Not Widely Adopted:

Regardless of whether the API you chose is open source or commercial, at some point, you will need to google information about it to overcome some kind of error. Fewer developers working with the API means fewer discussions on sites like Stack Overflow where people are offering opinions and experiences to help others resolve issues. More users mean more open support, and it also means that the API has been used enough for many of the teething issues to have been hammered out already.

No Dedicated Support Team:  

Open source software maintained by a small team of volunteers in their spare time may often lead to extensive delays when trying to figure out an issue. You may be left on your own to hack a workaround or try to fix the bug yourself, costing you time and effort. Before selecting an API, check the software’s bug filing and resolution history, as well as the frequency of user support requests going through the DL to determine the level of support.

No Backward Compatibility Between Existing Versions:

Developing software with an intended shelf life of over a year will almost certainly require updates for bug fixes or to expose new features. Adopting a more recent version of the API that isn’t backward compatible will lock you into the older version. You could rewrite pieces of your software to generate compatibility with the newer version, but again, this will cost time and effort. Before choosing the API, check the backward compatibility between different versions and avoid providers that have a history of breaking compatibility.
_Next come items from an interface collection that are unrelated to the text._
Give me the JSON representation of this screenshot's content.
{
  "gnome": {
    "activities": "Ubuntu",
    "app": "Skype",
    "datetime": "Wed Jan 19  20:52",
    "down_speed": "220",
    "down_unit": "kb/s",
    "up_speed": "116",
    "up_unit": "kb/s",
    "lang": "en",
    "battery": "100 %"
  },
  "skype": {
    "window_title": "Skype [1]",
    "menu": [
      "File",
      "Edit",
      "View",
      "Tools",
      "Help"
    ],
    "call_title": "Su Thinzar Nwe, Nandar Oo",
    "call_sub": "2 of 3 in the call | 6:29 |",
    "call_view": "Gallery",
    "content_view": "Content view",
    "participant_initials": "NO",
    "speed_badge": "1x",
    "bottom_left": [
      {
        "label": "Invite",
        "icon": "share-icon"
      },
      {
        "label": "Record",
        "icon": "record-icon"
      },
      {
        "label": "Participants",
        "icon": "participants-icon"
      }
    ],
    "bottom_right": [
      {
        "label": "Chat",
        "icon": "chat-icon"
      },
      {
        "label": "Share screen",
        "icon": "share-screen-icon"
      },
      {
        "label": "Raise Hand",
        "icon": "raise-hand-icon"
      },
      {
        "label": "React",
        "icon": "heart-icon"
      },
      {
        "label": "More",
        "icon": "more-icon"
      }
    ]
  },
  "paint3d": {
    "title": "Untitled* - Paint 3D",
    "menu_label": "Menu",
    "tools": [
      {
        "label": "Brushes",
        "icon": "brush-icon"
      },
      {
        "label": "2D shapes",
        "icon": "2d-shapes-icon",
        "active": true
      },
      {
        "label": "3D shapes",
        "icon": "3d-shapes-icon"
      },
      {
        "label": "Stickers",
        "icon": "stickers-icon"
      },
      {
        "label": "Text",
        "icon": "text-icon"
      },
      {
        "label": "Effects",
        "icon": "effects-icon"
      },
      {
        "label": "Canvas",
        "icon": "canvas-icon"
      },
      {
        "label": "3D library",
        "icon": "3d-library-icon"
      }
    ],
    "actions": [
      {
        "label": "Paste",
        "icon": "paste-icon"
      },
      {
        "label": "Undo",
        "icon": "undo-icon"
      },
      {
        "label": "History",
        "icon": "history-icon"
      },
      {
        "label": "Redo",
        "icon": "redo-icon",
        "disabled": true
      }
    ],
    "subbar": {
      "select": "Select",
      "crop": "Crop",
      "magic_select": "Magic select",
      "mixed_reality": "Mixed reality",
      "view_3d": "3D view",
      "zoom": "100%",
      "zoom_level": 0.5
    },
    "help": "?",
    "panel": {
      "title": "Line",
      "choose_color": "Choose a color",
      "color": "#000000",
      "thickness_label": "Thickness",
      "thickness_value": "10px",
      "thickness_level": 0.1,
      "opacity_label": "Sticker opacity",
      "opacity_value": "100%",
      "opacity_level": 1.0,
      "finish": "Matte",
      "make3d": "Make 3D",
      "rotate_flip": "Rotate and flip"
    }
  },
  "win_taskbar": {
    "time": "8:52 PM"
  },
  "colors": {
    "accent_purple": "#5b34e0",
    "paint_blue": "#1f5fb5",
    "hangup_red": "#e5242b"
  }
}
Not Platform Independent:

APIs that rely heavily on platform-specific functionality cannot easily be ported to other platforms. Try to identify an API that uses the standard facilities of a language rather than using vendor- or platform-specific functionalities. This will help you avoid having to rewrite large parts of the system just to migrate to another platform.
 
The choice between going for commercial or open source APIs depends on the project, with each use case having its own specific requirements that will be met by different products. The author admits to preferring commercial APIs from reputable vendors because of the benefits of stability and accountability, as well as the SLAs these options typically have in place. To make your decision, define your specific needs for the project in mind, then try to identify an API that meets those needs without raising any of the issues mentioned in this article.

Original Article

Selecting an API ? Watch out for these 9 Red Flags !

Martin W Brennan Martin W Brennan is a co-founder of ViewPop, the social network that puts the creation of 3D photos and videos in the hands of anyone with a smartphone. For his day job, Martin is a copywriting consultant at We Write Words, learning about the world as he writes about it.

Comments

Comments(1)

pjhinton

I have issues with the publication of this article.  One is technical, and the other is ethical.

From a technical standpoint, this article was written originally to address API issues that arise in deciding to use a third party library in developing a native application, not a web application.

Some issues are common to both situations, but not both.   For example, web API consumers are usually less concerned about access to the API's source code.  Most web APIs govern usage throgh terms of service rather than software licenses.

From an ethical standpoint, I cannot see how publishing an article under one byline and placing a link and acknowledgment for the actual author at the end is fully giving credit where credit is due.

Given that most articles are not read in entirety, most visitors to this page would get the impression that the person in the byline was the author.  Moreover, from a reporting standpoint, the CMS would show an inflated publication count for the person in the by-line.